• Task item:
The records below should be printed once more, exactly as they appear.
<<<<
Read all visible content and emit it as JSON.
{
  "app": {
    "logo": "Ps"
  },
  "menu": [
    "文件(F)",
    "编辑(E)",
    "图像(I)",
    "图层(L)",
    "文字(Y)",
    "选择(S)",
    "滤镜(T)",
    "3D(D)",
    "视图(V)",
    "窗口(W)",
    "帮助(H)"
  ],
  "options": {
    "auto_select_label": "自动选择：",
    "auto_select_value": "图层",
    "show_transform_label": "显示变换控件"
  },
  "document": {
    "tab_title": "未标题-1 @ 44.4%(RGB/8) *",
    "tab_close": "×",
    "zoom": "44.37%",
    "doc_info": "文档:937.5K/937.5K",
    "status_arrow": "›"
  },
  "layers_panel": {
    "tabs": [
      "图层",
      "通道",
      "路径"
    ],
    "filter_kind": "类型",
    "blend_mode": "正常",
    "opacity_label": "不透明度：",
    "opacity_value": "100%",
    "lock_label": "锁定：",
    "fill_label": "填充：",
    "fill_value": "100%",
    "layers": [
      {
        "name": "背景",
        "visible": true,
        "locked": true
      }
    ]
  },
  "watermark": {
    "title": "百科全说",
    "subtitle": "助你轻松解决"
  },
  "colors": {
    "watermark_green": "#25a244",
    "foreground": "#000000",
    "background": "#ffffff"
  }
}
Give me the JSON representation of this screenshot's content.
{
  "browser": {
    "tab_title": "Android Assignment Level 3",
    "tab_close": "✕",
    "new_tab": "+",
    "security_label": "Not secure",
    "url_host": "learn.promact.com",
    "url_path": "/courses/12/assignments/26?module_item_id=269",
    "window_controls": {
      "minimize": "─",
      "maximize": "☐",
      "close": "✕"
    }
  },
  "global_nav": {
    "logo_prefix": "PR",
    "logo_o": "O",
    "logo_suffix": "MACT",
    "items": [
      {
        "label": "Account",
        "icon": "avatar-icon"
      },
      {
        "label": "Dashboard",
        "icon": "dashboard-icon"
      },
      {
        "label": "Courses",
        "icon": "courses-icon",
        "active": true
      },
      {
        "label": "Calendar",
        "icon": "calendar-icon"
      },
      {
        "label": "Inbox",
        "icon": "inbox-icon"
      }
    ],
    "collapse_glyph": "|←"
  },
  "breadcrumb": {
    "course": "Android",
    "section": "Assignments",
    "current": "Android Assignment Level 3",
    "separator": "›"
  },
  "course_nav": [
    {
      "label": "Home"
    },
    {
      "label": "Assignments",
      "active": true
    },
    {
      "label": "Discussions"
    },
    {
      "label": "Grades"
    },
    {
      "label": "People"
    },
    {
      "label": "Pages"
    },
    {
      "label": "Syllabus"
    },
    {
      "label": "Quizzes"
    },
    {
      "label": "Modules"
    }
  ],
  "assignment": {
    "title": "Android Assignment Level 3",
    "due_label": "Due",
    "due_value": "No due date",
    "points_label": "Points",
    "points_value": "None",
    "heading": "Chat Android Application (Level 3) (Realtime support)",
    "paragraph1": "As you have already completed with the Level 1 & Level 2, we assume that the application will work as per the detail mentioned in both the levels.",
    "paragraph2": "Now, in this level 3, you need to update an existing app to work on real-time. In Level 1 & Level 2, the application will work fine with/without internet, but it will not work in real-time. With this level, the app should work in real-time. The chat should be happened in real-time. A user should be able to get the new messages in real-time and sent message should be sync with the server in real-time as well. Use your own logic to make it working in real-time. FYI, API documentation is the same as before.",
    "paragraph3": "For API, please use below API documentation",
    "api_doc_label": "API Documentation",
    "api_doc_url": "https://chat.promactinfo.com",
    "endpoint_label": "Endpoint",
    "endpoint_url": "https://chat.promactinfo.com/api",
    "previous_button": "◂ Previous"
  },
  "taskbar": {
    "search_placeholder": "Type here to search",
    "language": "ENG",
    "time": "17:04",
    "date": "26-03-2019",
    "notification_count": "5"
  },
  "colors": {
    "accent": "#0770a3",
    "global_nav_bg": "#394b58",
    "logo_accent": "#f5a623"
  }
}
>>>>
• The answer:
Read all visible content and emit it as JSON.
{
  "app": {
    "logo": "Ps"
  },
  "menu": [
    "文件(F)",
    "编辑(E)",
    "图像(I)",
    "图层(L)",
    "文字(Y)",
    "选择(S)",
    "滤镜(T)",
    "3D(D)",
    "视图(V)",
    "窗口(W)",
    "帮助(H)"
  ],
  "options": {
    "auto_select_label": "自动选择：",
    "auto_select_value": "图层",
    "show_transform_label": "显示变换控件"
  },
  "document": {
    "tab_title": "未标题-1 @ 44.4%(RGB/8) *",
    "tab_close": "×",
    "zoom": "44.37%",
    "doc_info": "文档:937.5K/937.5K",
    "status_arrow": "›"
  },
  "layers_panel": {
    "tabs": [
      "图层",
      "通道",
      "路径"
    ],
    "filter_kind": "类型",
    "blend_mode": "正常",
    "opacity_label": "不透明度：",
    "opacity_value": "100%",
    "lock_label": "锁定：",
    "fill_label": "填充：",
    "fill_value": "100%",
    "layers": [
      {
        "name": "背景",
        "visible": true,
        "locked": true
      }
    ]
  },
  "watermark": {
    "title": "百科全说",
    "subtitle": "助你轻松解决"
  },
  "colors": {
    "watermark_green": "#25a244",
    "foreground": "#000000",
    "background": "#ffffff"
  }
}
Give me the JSON representation of this screenshot's content.
{
  "browser": {
    "tab_title": "Android Assignment Level 3",
    "tab_close": "✕",
    "new_tab": "+",
    "security_label": "Not secure",
    "url_host": "learn.promact.com",
    "url_path": "/courses/12/assignments/26?module_item_id=269",
    "window_controls": {
      "minimize": "─",
      "maximize": "☐",
      "close": "✕"
    }
  },
  "global_nav": {
    "logo_prefix": "PR",
    "logo_o": "O",
    "logo_suffix": "MACT",
    "items": [
      {
        "label": "Account",
        "icon": "avatar-icon"
      },
      {
        "label": "Dashboard",
        "icon": "dashboard-icon"
      },
      {
        "label": "Courses",
        "icon": "courses-icon",
        "active": true
      },
      {
        "label": "Calendar",
        "icon": "calendar-icon"
      },
      {
        "label": "Inbox",
        "icon": "inbox-icon"
      }
    ],
    "collapse_glyph": "|←"
  },
  "breadcrumb": {
    "course": "Android",
    "section": "Assignments",
    "current": "Android Assignment Level 3",
    "separator": "›"
  },
  "course_nav": [
    {
      "label": "Home"
    },
    {
      "label": "Assignments",
      "active": true
    },
    {
      "label": "Discussions"
    },
    {
      "label": "Grades"
    },
    {
      "label": "People"
    },
    {
      "label": "Pages"
    },
    {
      "label": "Syllabus"
    },
    {
      "label": "Quizzes"
    },
    {
      "label": "Modules"
    }
  ],
  "assignment": {
    "title": "Android Assignment Level 3",
    "due_label": "Due",
    "due_value": "No due date",
    "points_label": "Points",
    "points_value": "None",
    "heading": "Chat Android Application (Level 3) (Realtime support)",
    "paragraph1": "As you have already completed with the Level 1 & Level 2, we assume that the application will work as per the detail mentioned in both the levels.",
    "paragraph2": "Now, in this level 3, you need to update an existing app to work on real-time. In Level 1 & Level 2, the application will work fine with/without internet, but it will not work in real-time. With this level, the app should work in real-time. The chat should be happened in real-time. A user should be able to get the new messages in real-time and sent message should be sync with the server in real-time as well. Use your own logic to make it working in real-time. FYI, API documentation is the same as before.",
    "paragraph3": "For API, please use below API documentation",
    "api_doc_label": "API Documentation",
    "api_doc_url": "https://chat.promactinfo.com",
    "endpoint_label": "Endpoint",
    "endpoint_url": "https://chat.promactinfo.com/api",
    "previous_button": "◂ Previous"
  },
  "taskbar": {
    "search_placeholder": "Type here to search",
    "language": "ENG",
    "time": "17:04",
    "date": "26-03-2019",
    "notification_count": "5"
  },
  "colors": {
    "accent": "#0770a3",
    "global_nav_bg": "#394b58",
    "logo_accent": "#f5a623"
  }
}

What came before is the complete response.